◆ **Problem to solve**
Copy task. Retype the whole listing exactly, omitting any picture in it.

◆ **Input for this task**
※ ※ ※
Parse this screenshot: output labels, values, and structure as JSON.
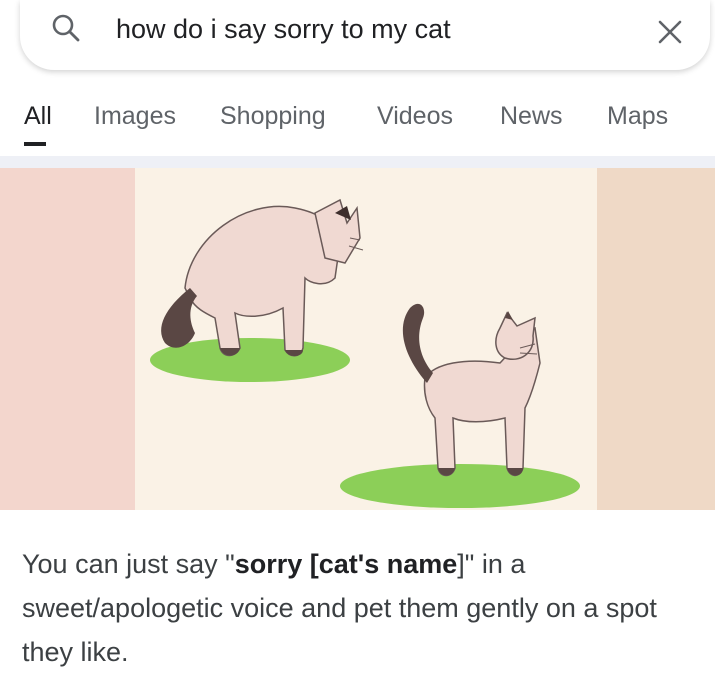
{
  "search": {
    "query": "how do i say sorry to my cat",
    "search_icon": "search-icon",
    "clear_icon": "close-icon"
  },
  "tabs": [
    {
      "label": "All",
      "active": true
    },
    {
      "label": "Images",
      "active": false
    },
    {
      "label": "Shopping",
      "active": false
    },
    {
      "label": "Videos",
      "active": false
    },
    {
      "label": "News",
      "active": false
    },
    {
      "label": "Maps",
      "active": false
    }
  ],
  "result": {
    "image_panel_colors": {
      "left": "#f3d6cd",
      "main": "#faf2e6",
      "right": "#efd9c6"
    },
    "snippet": {
      "pre": "You can just say \"",
      "bold1": "sorry [cat's name",
      "mid": "]\" in a sweet/apologetic voice and pet them gently on a spot they like."
    }
  },
  "colors": {
    "text": "#202124",
    "muted": "#5f6368",
    "divider": "#eef0f6"
  }
}
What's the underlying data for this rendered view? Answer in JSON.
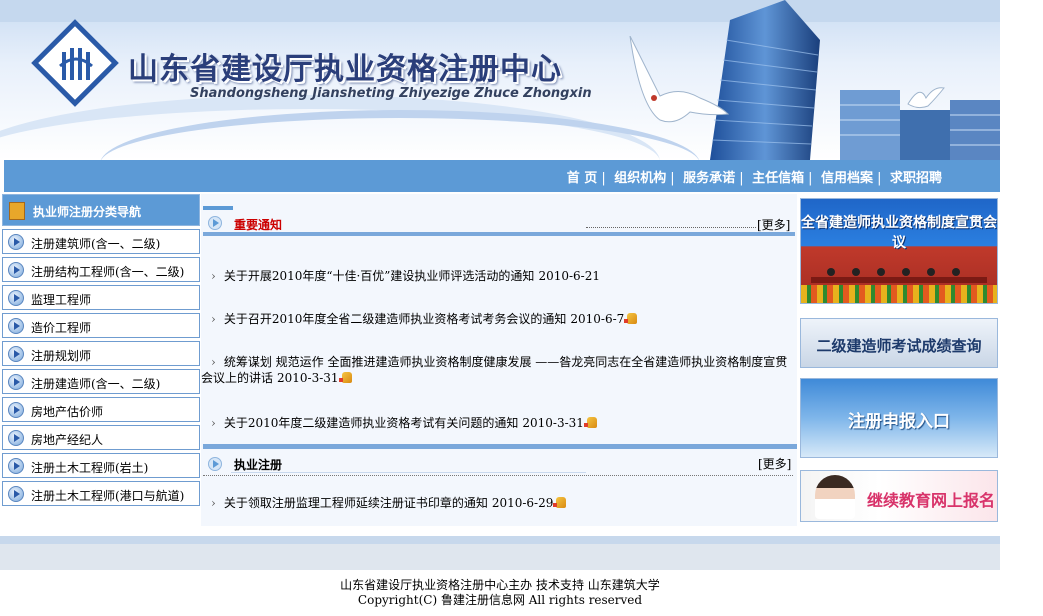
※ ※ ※
◆ **Final answer**
Parse this screenshot: output labels, values, and structure as JSON.
{
  "search": {
    "query": "how do i say sorry to my cat",
    "search_icon": "search-icon",
    "clear_icon": "close-icon"
  },
  "tabs": [
    {
      "label": "All",
      "active": true
    },
    {
      "label": "Images",
      "active": false
    },
    {
      "label": "Shopping",
      "active": false
    },
    {
      "label": "Videos",
      "active": false
    },
    {
      "label": "News",
      "active": false
    },
    {
      "label": "Maps",
      "active": false
    }
  ],
  "result": {
    "image_panel_colors": {
      "left": "#f3d6cd",
      "main": "#faf2e6",
      "right": "#efd9c6"
    },
    "snippet": {
      "pre": "You can just say \"",
      "bold1": "sorry [cat's name",
      "mid": "]\" in a sweet/apologetic voice and pet them gently on a spot they like."
    }
  },
  "colors": {
    "text": "#202124",
    "muted": "#5f6368",
    "divider": "#eef0f6"
  }
}
What's the underlying data for this rendered view? Answer in JSON.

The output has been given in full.